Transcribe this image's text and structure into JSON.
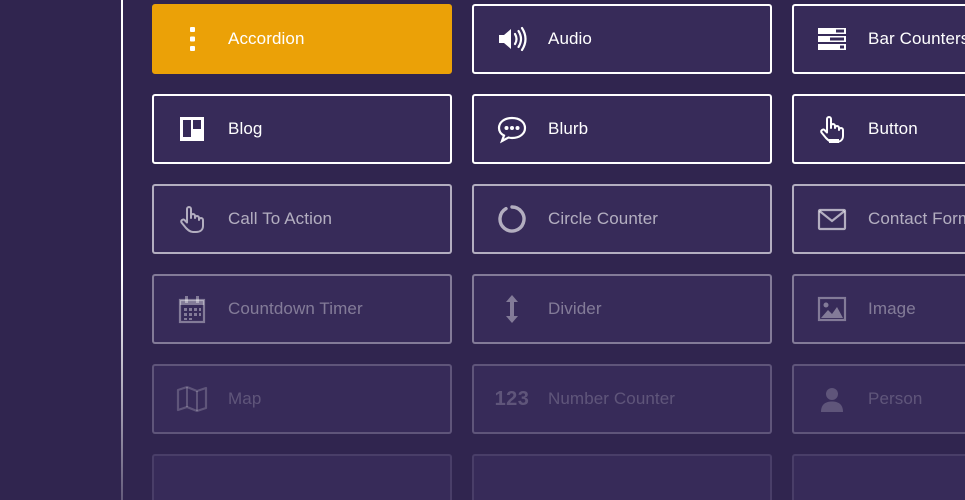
{
  "modules": [
    {
      "label": "Accordion",
      "icon": "vertical-dots-icon",
      "active": true
    },
    {
      "label": "Audio",
      "icon": "speaker-icon"
    },
    {
      "label": "Bar Counters",
      "icon": "bar-counters-icon"
    },
    {
      "label": "Blog",
      "icon": "blog-layout-icon"
    },
    {
      "label": "Blurb",
      "icon": "speech-bubble-icon"
    },
    {
      "label": "Button",
      "icon": "pointing-hand-icon"
    },
    {
      "label": "Call To Action",
      "icon": "pointing-hand-icon"
    },
    {
      "label": "Circle Counter",
      "icon": "circle-counter-icon"
    },
    {
      "label": "Contact Form",
      "icon": "envelope-icon"
    },
    {
      "label": "Countdown Timer",
      "icon": "calendar-icon"
    },
    {
      "label": "Divider",
      "icon": "vertical-arrow-icon"
    },
    {
      "label": "Image",
      "icon": "image-icon"
    },
    {
      "label": "Map",
      "icon": "map-icon"
    },
    {
      "label": "Number Counter",
      "icon": "number-counter-icon",
      "icon_text": "123"
    },
    {
      "label": "Person",
      "icon": "person-icon"
    }
  ],
  "colors": {
    "background": "#30254f",
    "tile": "#372b59",
    "active": "#eba107",
    "border": "#ffffff"
  }
}
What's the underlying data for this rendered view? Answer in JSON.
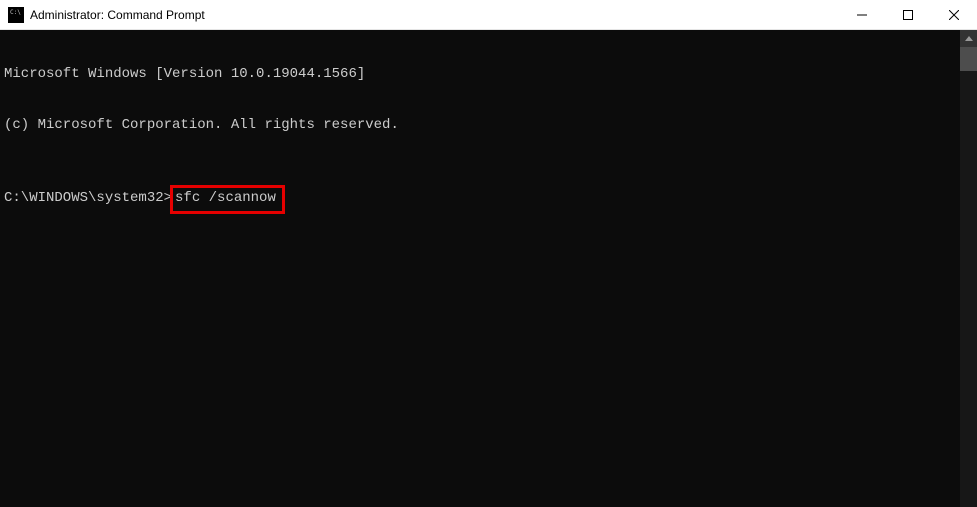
{
  "window": {
    "title": "Administrator: Command Prompt"
  },
  "terminal": {
    "banner_line1": "Microsoft Windows [Version 10.0.19044.1566]",
    "banner_line2": "(c) Microsoft Corporation. All rights reserved.",
    "prompt": "C:\\WINDOWS\\system32>",
    "command": "sfc /scannow"
  }
}
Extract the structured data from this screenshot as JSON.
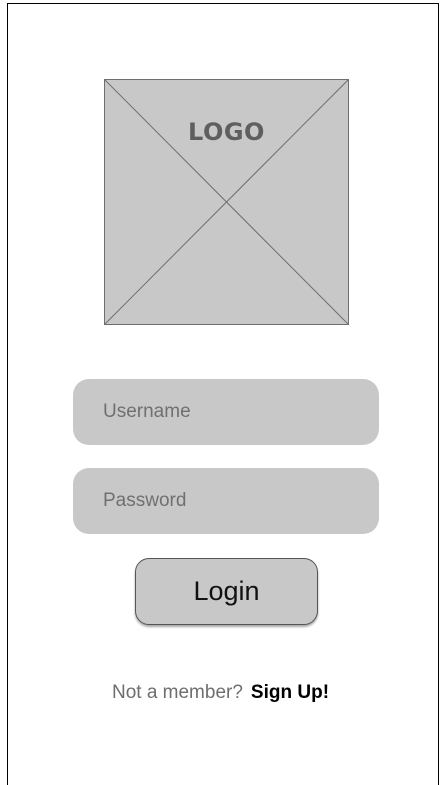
{
  "logo": {
    "label": "LOGO"
  },
  "form": {
    "username_placeholder": "Username",
    "username_value": "",
    "password_placeholder": "Password",
    "password_value": "",
    "login_label": "Login"
  },
  "footer": {
    "prompt": "Not a member?",
    "signup_label": "Sign Up!"
  },
  "colors": {
    "placeholder_fill": "#c8c8c8",
    "text_muted": "#6e6e6e",
    "text_dark": "#000000"
  }
}
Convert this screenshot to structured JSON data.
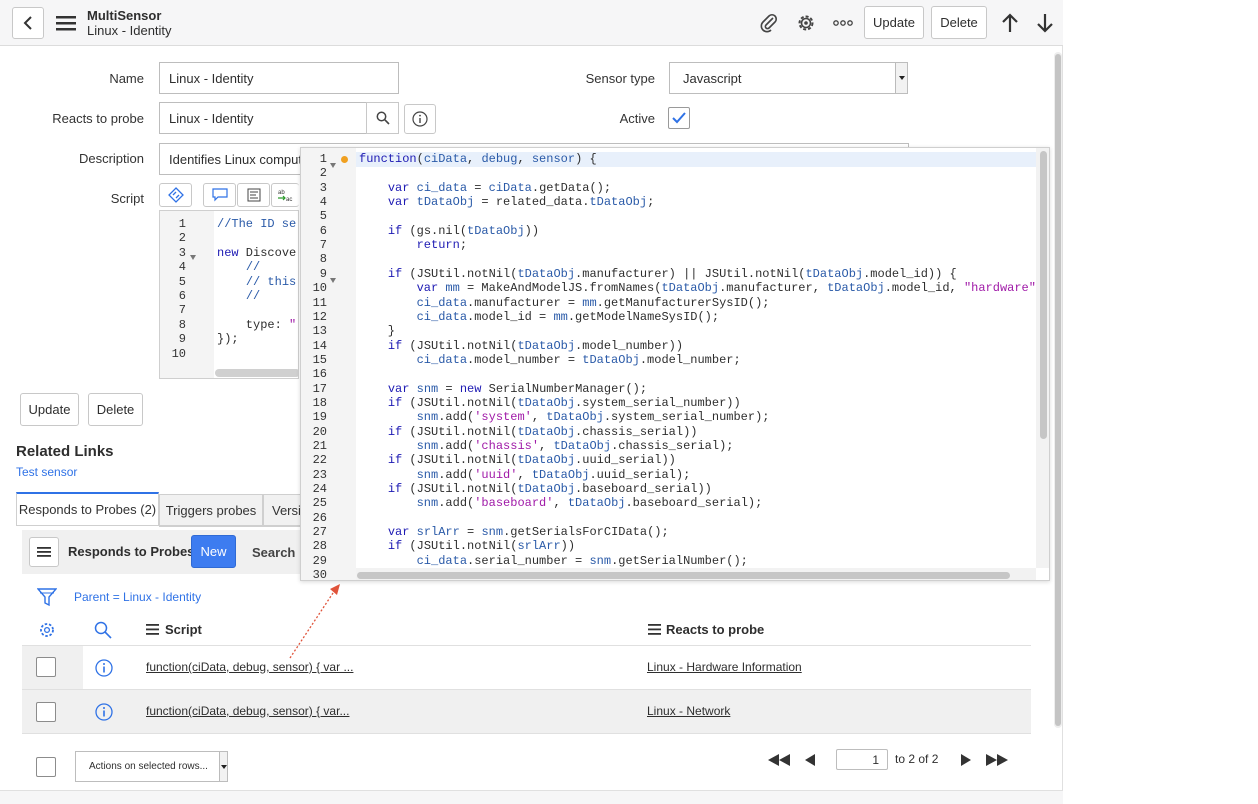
{
  "header": {
    "title": "MultiSensor",
    "subtitle": "Linux - Identity",
    "update_label": "Update",
    "delete_label": "Delete"
  },
  "form": {
    "name_label": "Name",
    "name_value": "Linux - Identity",
    "sensor_type_label": "Sensor type",
    "sensor_type_value": "Javascript",
    "reacts_label": "Reacts to probe",
    "reacts_value": "Linux - Identity",
    "active_label": "Active",
    "active_checked": true,
    "description_label": "Description",
    "description_value": "Identifies Linux compute",
    "script_label": "Script",
    "update_label": "Update",
    "delete_label": "Delete"
  },
  "mini_editor": {
    "lines": [
      {
        "n": "1",
        "text": "//The ID se"
      },
      {
        "n": "2",
        "text": ""
      },
      {
        "n": "3",
        "text": "new Discove"
      },
      {
        "n": "4",
        "text": "    //"
      },
      {
        "n": "5",
        "text": "    // this"
      },
      {
        "n": "6",
        "text": "    //"
      },
      {
        "n": "7",
        "text": ""
      },
      {
        "n": "8",
        "text": "    type: \""
      },
      {
        "n": "9",
        "text": "});"
      },
      {
        "n": "10",
        "text": ""
      }
    ]
  },
  "popup_editor": {
    "line_numbers": [
      "1",
      "2",
      "3",
      "4",
      "5",
      "6",
      "7",
      "8",
      "9",
      "10",
      "11",
      "12",
      "13",
      "14",
      "15",
      "16",
      "17",
      "18",
      "19",
      "20",
      "21",
      "22",
      "23",
      "24",
      "25",
      "26",
      "27",
      "28",
      "29",
      "30"
    ],
    "code": [
      "function(ciData, debug, sensor) {",
      "",
      "    var ci_data = ciData.getData();",
      "    var tDataObj = related_data.tDataObj;",
      "",
      "    if (gs.nil(tDataObj))",
      "        return;",
      "",
      "    if (JSUtil.notNil(tDataObj.manufacturer) || JSUtil.notNil(tDataObj.model_id)) {",
      "        var mm = MakeAndModelJS.fromNames(tDataObj.manufacturer, tDataObj.model_id, \"hardware\"",
      "        ci_data.manufacturer = mm.getManufacturerSysID();",
      "        ci_data.model_id = mm.getModelNameSysID();",
      "    }",
      "    if (JSUtil.notNil(tDataObj.model_number))",
      "        ci_data.model_number = tDataObj.model_number;",
      "",
      "    var snm = new SerialNumberManager();",
      "    if (JSUtil.notNil(tDataObj.system_serial_number))",
      "        snm.add('system', tDataObj.system_serial_number);",
      "    if (JSUtil.notNil(tDataObj.chassis_serial))",
      "        snm.add('chassis', tDataObj.chassis_serial);",
      "    if (JSUtil.notNil(tDataObj.uuid_serial))",
      "        snm.add('uuid', tDataObj.uuid_serial);",
      "    if (JSUtil.notNil(tDataObj.baseboard_serial))",
      "        snm.add('baseboard', tDataObj.baseboard_serial);",
      "",
      "    var srlArr = snm.getSerialsForCIData();",
      "    if (JSUtil.notNil(srlArr))",
      "        ci_data.serial_number = snm.getSerialNumber();",
      ""
    ]
  },
  "related_links": {
    "heading": "Related Links",
    "test_sensor": "Test sensor"
  },
  "tabs": [
    {
      "label": "Responds to Probes (2)"
    },
    {
      "label": "Triggers probes"
    },
    {
      "label": "Versi"
    }
  ],
  "list": {
    "title": "Responds to Probes",
    "new_label": "New",
    "search_label": "Search",
    "filter_text": "Parent = Linux - Identity",
    "col_script": "Script",
    "col_reacts": "Reacts to probe",
    "rows": [
      {
        "script": "function(ciData, debug, sensor) { var ...",
        "reacts": "Linux - Hardware Information"
      },
      {
        "script": "function(ciData, debug, sensor) { var...",
        "reacts": "Linux - Network"
      }
    ],
    "actions_label": "Actions on selected rows...",
    "page_value": "1",
    "page_of": "to 2 of 2"
  },
  "colors": {
    "accent": "#2f72e6",
    "link": "#2f72e6",
    "header_bg": "#f6f6f7"
  }
}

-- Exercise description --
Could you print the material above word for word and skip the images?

-- Problem solution --
Transcribe this image's text and structure into JSON.
{
  "modules": [
    {
      "label": "Accordion",
      "icon": "vertical-dots-icon",
      "active": true
    },
    {
      "label": "Audio",
      "icon": "speaker-icon"
    },
    {
      "label": "Bar Counters",
      "icon": "bar-counters-icon"
    },
    {
      "label": "Blog",
      "icon": "blog-layout-icon"
    },
    {
      "label": "Blurb",
      "icon": "speech-bubble-icon"
    },
    {
      "label": "Button",
      "icon": "pointing-hand-icon"
    },
    {
      "label": "Call To Action",
      "icon": "pointing-hand-icon"
    },
    {
      "label": "Circle Counter",
      "icon": "circle-counter-icon"
    },
    {
      "label": "Contact Form",
      "icon": "envelope-icon"
    },
    {
      "label": "Countdown Timer",
      "icon": "calendar-icon"
    },
    {
      "label": "Divider",
      "icon": "vertical-arrow-icon"
    },
    {
      "label": "Image",
      "icon": "image-icon"
    },
    {
      "label": "Map",
      "icon": "map-icon"
    },
    {
      "label": "Number Counter",
      "icon": "number-counter-icon",
      "icon_text": "123"
    },
    {
      "label": "Person",
      "icon": "person-icon"
    }
  ],
  "colors": {
    "background": "#30254f",
    "tile": "#372b59",
    "active": "#eba107",
    "border": "#ffffff"
  }
}
What's the underlying data for this rendered view? Answer in JSON.
{
  "window": {
    "title": "Administrator: Command Prompt"
  },
  "terminal": {
    "banner_line1": "Microsoft Windows [Version 10.0.19044.1566]",
    "banner_line2": "(c) Microsoft Corporation. All rights reserved.",
    "prompt": "C:\\WINDOWS\\system32>",
    "command": "sfc /scannow"
  }
}
Extract the structured data from this screenshot as JSON.
{
  "logo": {
    "label": "LOGO"
  },
  "form": {
    "username_placeholder": "Username",
    "username_value": "",
    "password_placeholder": "Password",
    "password_value": "",
    "login_label": "Login"
  },
  "footer": {
    "prompt": "Not a member?",
    "signup_label": "Sign Up!"
  },
  "colors": {
    "placeholder_fill": "#c8c8c8",
    "text_muted": "#6e6e6e",
    "text_dark": "#000000"
  }
}
Convert this screenshot to structured JSON data.
{
  "header": {
    "title": "MultiSensor",
    "subtitle": "Linux - Identity",
    "update_label": "Update",
    "delete_label": "Delete"
  },
  "form": {
    "name_label": "Name",
    "name_value": "Linux - Identity",
    "sensor_type_label": "Sensor type",
    "sensor_type_value": "Javascript",
    "reacts_label": "Reacts to probe",
    "reacts_value": "Linux - Identity",
    "active_label": "Active",
    "active_checked": true,
    "description_label": "Description",
    "description_value": "Identifies Linux compute",
    "script_label": "Script",
    "update_label": "Update",
    "delete_label": "Delete"
  },
  "mini_editor": {
    "lines": [
      {
        "n": "1",
        "text": "//The ID se"
      },
      {
        "n": "2",
        "text": ""
      },
      {
        "n": "3",
        "text": "new Discove"
      },
      {
        "n": "4",
        "text": "    //"
      },
      {
        "n": "5",
        "text": "    // this"
      },
      {
        "n": "6",
        "text": "    //"
      },
      {
        "n": "7",
        "text": ""
      },
      {
        "n": "8",
        "text": "    type: \""
      },
      {
        "n": "9",
        "text": "});"
      },
      {
        "n": "10",
        "text": ""
      }
    ]
  },
  "popup_editor": {
    "line_numbers": [
      "1",
      "2",
      "3",
      "4",
      "5",
      "6",
      "7",
      "8",
      "9",
      "10",
      "11",
      "12",
      "13",
      "14",
      "15",
      "16",
      "17",
      "18",
      "19",
      "20",
      "21",
      "22",
      "23",
      "24",
      "25",
      "26",
      "27",
      "28",
      "29",
      "30"
    ],
    "code": [
      "function(ciData, debug, sensor) {",
      "",
      "    var ci_data = ciData.getData();",
      "    var tDataObj = related_data.tDataObj;",
      "",
      "    if (gs.nil(tDataObj))",
      "        return;",
      "",
      "    if (JSUtil.notNil(tDataObj.manufacturer) || JSUtil.notNil(tDataObj.model_id)) {",
      "        var mm = MakeAndModelJS.fromNames(tDataObj.manufacturer, tDataObj.model_id, \"hardware\"",
      "        ci_data.manufacturer = mm.getManufacturerSysID();",
      "        ci_data.model_id = mm.getModelNameSysID();",
      "    }",
      "    if (JSUtil.notNil(tDataObj.model_number))",
      "        ci_data.model_number = tDataObj.model_number;",
      "",
      "    var snm = new SerialNumberManager();",
      "    if (JSUtil.notNil(tDataObj.system_serial_number))",
      "        snm.add('system', tDataObj.system_serial_number);",
      "    if (JSUtil.notNil(tDataObj.chassis_serial))",
      "        snm.add('chassis', tDataObj.chassis_serial);",
      "    if (JSUtil.notNil(tDataObj.uuid_serial))",
      "        snm.add('uuid', tDataObj.uuid_serial);",
      "    if (JSUtil.notNil(tDataObj.baseboard_serial))",
      "        snm.add('baseboard', tDataObj.baseboard_serial);",
      "",
      "    var srlArr = snm.getSerialsForCIData();",
      "    if (JSUtil.notNil(srlArr))",
      "        ci_data.serial_number = snm.getSerialNumber();",
      ""
    ]
  },
  "related_links": {
    "heading": "Related Links",
    "test_sensor": "Test sensor"
  },
  "tabs": [
    {
      "label": "Responds to Probes (2)"
    },
    {
      "label": "Triggers probes"
    },
    {
      "label": "Versi"
    }
  ],
  "list": {
    "title": "Responds to Probes",
    "new_label": "New",
    "search_label": "Search",
    "filter_text": "Parent = Linux - Identity",
    "col_script": "Script",
    "col_reacts": "Reacts to probe",
    "rows": [
      {
        "script": "function(ciData, debug, sensor) { var ...",
        "reacts": "Linux - Hardware Information"
      },
      {
        "script": "function(ciData, debug, sensor) { var...",
        "reacts": "Linux - Network"
      }
    ],
    "actions_label": "Actions on selected rows...",
    "page_value": "1",
    "page_of": "to 2 of 2"
  },
  "colors": {
    "accent": "#2f72e6",
    "link": "#2f72e6",
    "header_bg": "#f6f6f7"
  }
}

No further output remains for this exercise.